[Element data from apps and pages]
────────────────────────────────────────
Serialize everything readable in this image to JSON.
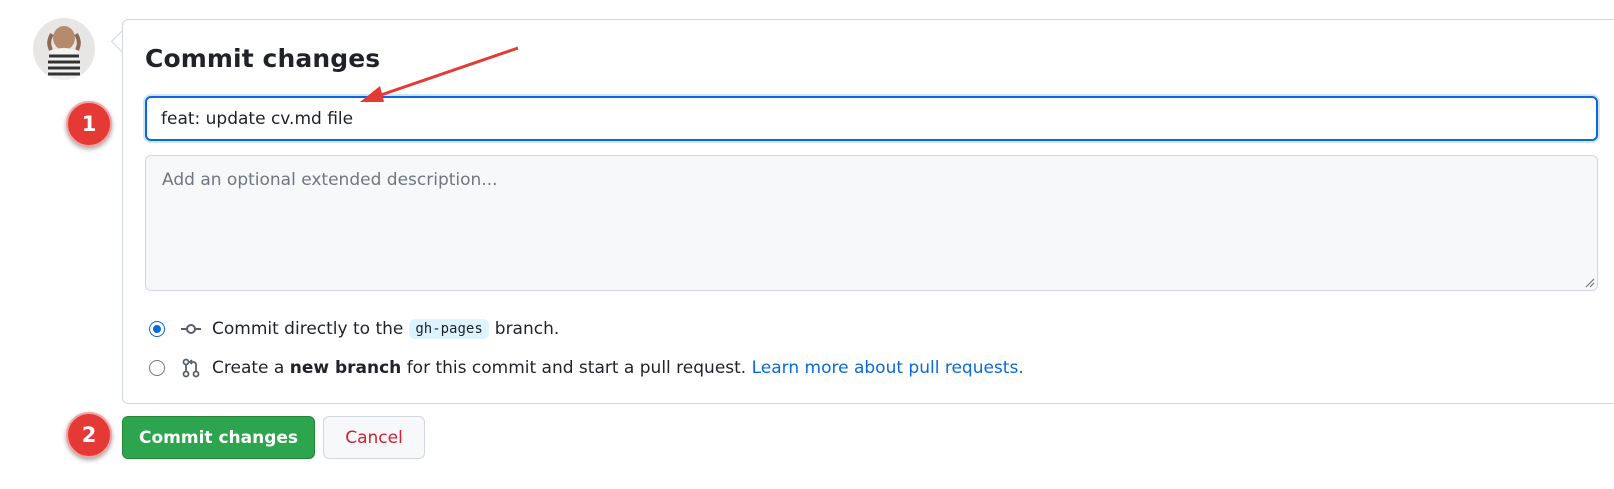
{
  "commit_form": {
    "title": "Commit changes",
    "summary_value": "feat: update cv.md file",
    "description_placeholder": "Add an optional extended description...",
    "option_direct": {
      "prefix": "Commit directly to the",
      "branch": "gh-pages",
      "suffix": "branch.",
      "selected": true
    },
    "option_new_branch": {
      "prefix": "Create a",
      "bold": "new branch",
      "middle": "for this commit and start a pull request.",
      "link": "Learn more about pull requests.",
      "selected": false
    }
  },
  "actions": {
    "commit_label": "Commit changes",
    "cancel_label": "Cancel"
  },
  "annotations": {
    "marker_1": "1",
    "marker_2": "2"
  },
  "icons": {
    "avatar": "avatar",
    "commit_icon": "git-commit-icon",
    "pr_icon": "git-pull-request-icon"
  },
  "colors": {
    "accent_blue": "#0969da",
    "primary_green": "#2da44e",
    "danger_red": "#cf222e",
    "annotation_red": "#e53935"
  }
}
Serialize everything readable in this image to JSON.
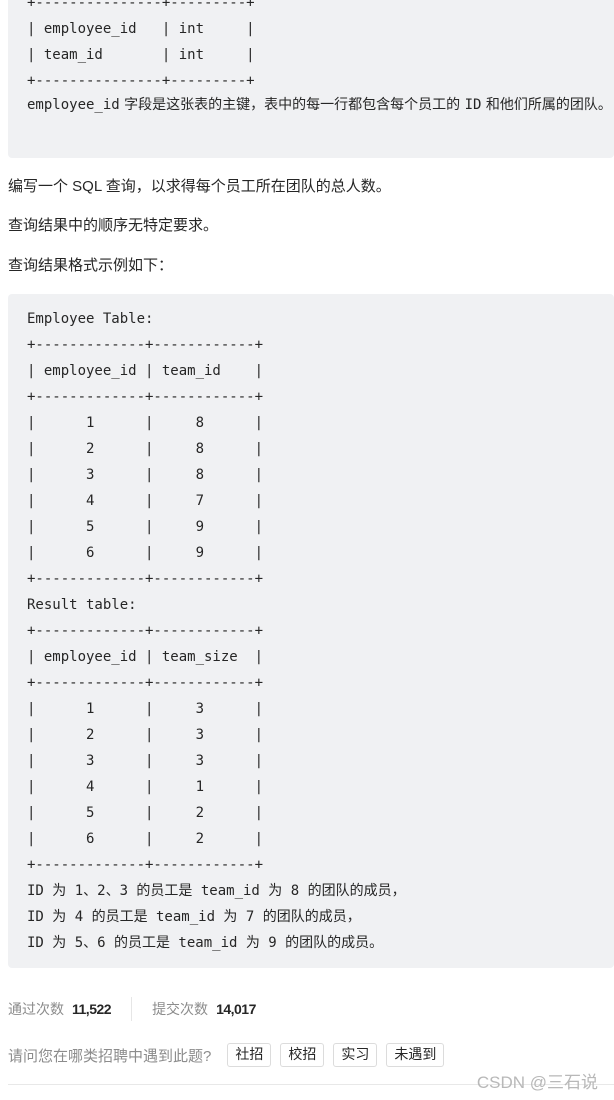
{
  "schema_block": {
    "lines": [
      "+---------------+---------+",
      "| employee_id   | int     |",
      "| team_id       | int     |",
      "+---------------+---------+"
    ],
    "desc_code": "employee_id",
    "desc_text": " 字段是这张表的主键，表中的每一行都包含每个员工的 ",
    "desc_code2": "ID",
    "desc_text2": " 和他们所属的团队。"
  },
  "paragraphs": [
    "编写一个 SQL 查询，以求得每个员工所在团队的总人数。",
    "查询结果中的顺序无特定要求。",
    "查询结果格式示例如下："
  ],
  "example": {
    "employee_table_title": "Employee Table:",
    "employee_table": {
      "columns": [
        "employee_id",
        "team_id"
      ],
      "rows": [
        [
          "1",
          "8"
        ],
        [
          "2",
          "8"
        ],
        [
          "3",
          "8"
        ],
        [
          "4",
          "7"
        ],
        [
          "5",
          "9"
        ],
        [
          "6",
          "9"
        ]
      ]
    },
    "result_table_title": "Result table:",
    "result_table": {
      "columns": [
        "employee_id",
        "team_size"
      ],
      "rows": [
        [
          "1",
          "3"
        ],
        [
          "2",
          "3"
        ],
        [
          "3",
          "3"
        ],
        [
          "4",
          "1"
        ],
        [
          "5",
          "2"
        ],
        [
          "6",
          "2"
        ]
      ]
    },
    "explanation": [
      "ID 为 1、2、3 的员工是 team_id 为 8 的团队的成员，",
      "ID 为 4 的员工是 team_id 为 7 的团队的成员，",
      "ID 为 5、6 的员工是 team_id 为 9 的团队的成员。"
    ]
  },
  "stats": {
    "accepted_label": "通过次数",
    "accepted_value": "11,522",
    "submissions_label": "提交次数",
    "submissions_value": "14,017"
  },
  "survey": {
    "question": "请问您在哪类招聘中遇到此题?",
    "options": [
      "社招",
      "校招",
      "实习",
      "未遇到"
    ]
  },
  "watermark": "CSDN @三石说"
}
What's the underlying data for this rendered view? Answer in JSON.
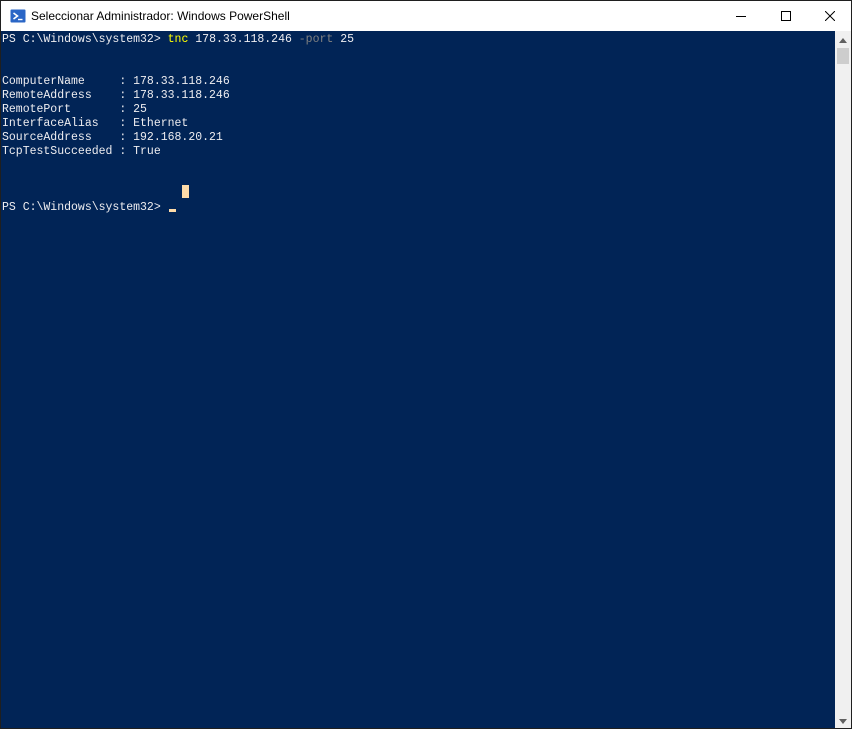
{
  "window": {
    "title": "Seleccionar Administrador: Windows PowerShell",
    "app_icon": "powershell-icon",
    "controls": [
      "minimize-icon",
      "maximize-icon",
      "close-icon"
    ]
  },
  "console": {
    "background_color": "#012456",
    "text_color": "#eeedf0",
    "command": {
      "prompt": "PS C:\\Windows\\system32> ",
      "cmdlet": "tnc",
      "argument": " 178.33.118.246 ",
      "parameter": "-port",
      "value": " 25"
    },
    "output": [
      "ComputerName     : 178.33.118.246",
      "RemoteAddress    : 178.33.118.246",
      "RemotePort       : 25",
      "InterfaceAlias   : Ethernet",
      "SourceAddress    : 192.168.20.21",
      "TcpTestSucceeded : True"
    ],
    "prompt2": "PS C:\\Windows\\system32> "
  }
}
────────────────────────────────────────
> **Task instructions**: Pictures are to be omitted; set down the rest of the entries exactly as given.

> **Result for this task**:
Serialize everything readable in this image to JSON.
{
  "commit_form": {
    "title": "Commit changes",
    "summary_value": "feat: update cv.md file",
    "description_placeholder": "Add an optional extended description...",
    "option_direct": {
      "prefix": "Commit directly to the",
      "branch": "gh-pages",
      "suffix": "branch.",
      "selected": true
    },
    "option_new_branch": {
      "prefix": "Create a",
      "bold": "new branch",
      "middle": "for this commit and start a pull request.",
      "link": "Learn more about pull requests.",
      "selected": false
    }
  },
  "actions": {
    "commit_label": "Commit changes",
    "cancel_label": "Cancel"
  },
  "annotations": {
    "marker_1": "1",
    "marker_2": "2"
  },
  "icons": {
    "avatar": "avatar",
    "commit_icon": "git-commit-icon",
    "pr_icon": "git-pull-request-icon"
  },
  "colors": {
    "accent_blue": "#0969da",
    "primary_green": "#2da44e",
    "danger_red": "#cf222e",
    "annotation_red": "#e53935"
  }
}
Serialize everything readable in this image to JSON.
{
  "schema_block": {
    "lines": [
      "+---------------+---------+",
      "| employee_id   | int     |",
      "| team_id       | int     |",
      "+---------------+---------+"
    ],
    "desc_code": "employee_id",
    "desc_text": " 字段是这张表的主键，表中的每一行都包含每个员工的 ",
    "desc_code2": "ID",
    "desc_text2": " 和他们所属的团队。"
  },
  "paragraphs": [
    "编写一个 SQL 查询，以求得每个员工所在团队的总人数。",
    "查询结果中的顺序无特定要求。",
    "查询结果格式示例如下："
  ],
  "example": {
    "employee_table_title": "Employee Table:",
    "employee_table": {
      "columns": [
        "employee_id",
        "team_id"
      ],
      "rows": [
        [
          "1",
          "8"
        ],
        [
          "2",
          "8"
        ],
        [
          "3",
          "8"
        ],
        [
          "4",
          "7"
        ],
        [
          "5",
          "9"
        ],
        [
          "6",
          "9"
        ]
      ]
    },
    "result_table_title": "Result table:",
    "result_table": {
      "columns": [
        "employee_id",
        "team_size"
      ],
      "rows": [
        [
          "1",
          "3"
        ],
        [
          "2",
          "3"
        ],
        [
          "3",
          "3"
        ],
        [
          "4",
          "1"
        ],
        [
          "5",
          "2"
        ],
        [
          "6",
          "2"
        ]
      ]
    },
    "explanation": [
      "ID 为 1、2、3 的员工是 team_id 为 8 的团队的成员，",
      "ID 为 4 的员工是 team_id 为 7 的团队的成员，",
      "ID 为 5、6 的员工是 team_id 为 9 的团队的成员。"
    ]
  },
  "stats": {
    "accepted_label": "通过次数",
    "accepted_value": "11,522",
    "submissions_label": "提交次数",
    "submissions_value": "14,017"
  },
  "survey": {
    "question": "请问您在哪类招聘中遇到此题?",
    "options": [
      "社招",
      "校招",
      "实习",
      "未遇到"
    ]
  },
  "watermark": "CSDN @三石说"
}
What's the underlying data for this rendered view? Answer in JSON.
{
  "window": {
    "title": "Seleccionar Administrador: Windows PowerShell",
    "app_icon": "powershell-icon",
    "controls": [
      "minimize-icon",
      "maximize-icon",
      "close-icon"
    ]
  },
  "console": {
    "background_color": "#012456",
    "text_color": "#eeedf0",
    "command": {
      "prompt": "PS C:\\Windows\\system32> ",
      "cmdlet": "tnc",
      "argument": " 178.33.118.246 ",
      "parameter": "-port",
      "value": " 25"
    },
    "output": [
      "ComputerName     : 178.33.118.246",
      "RemoteAddress    : 178.33.118.246",
      "RemotePort       : 25",
      "InterfaceAlias   : Ethernet",
      "SourceAddress    : 192.168.20.21",
      "TcpTestSucceeded : True"
    ],
    "prompt2": "PS C:\\Windows\\system32> "
  }
}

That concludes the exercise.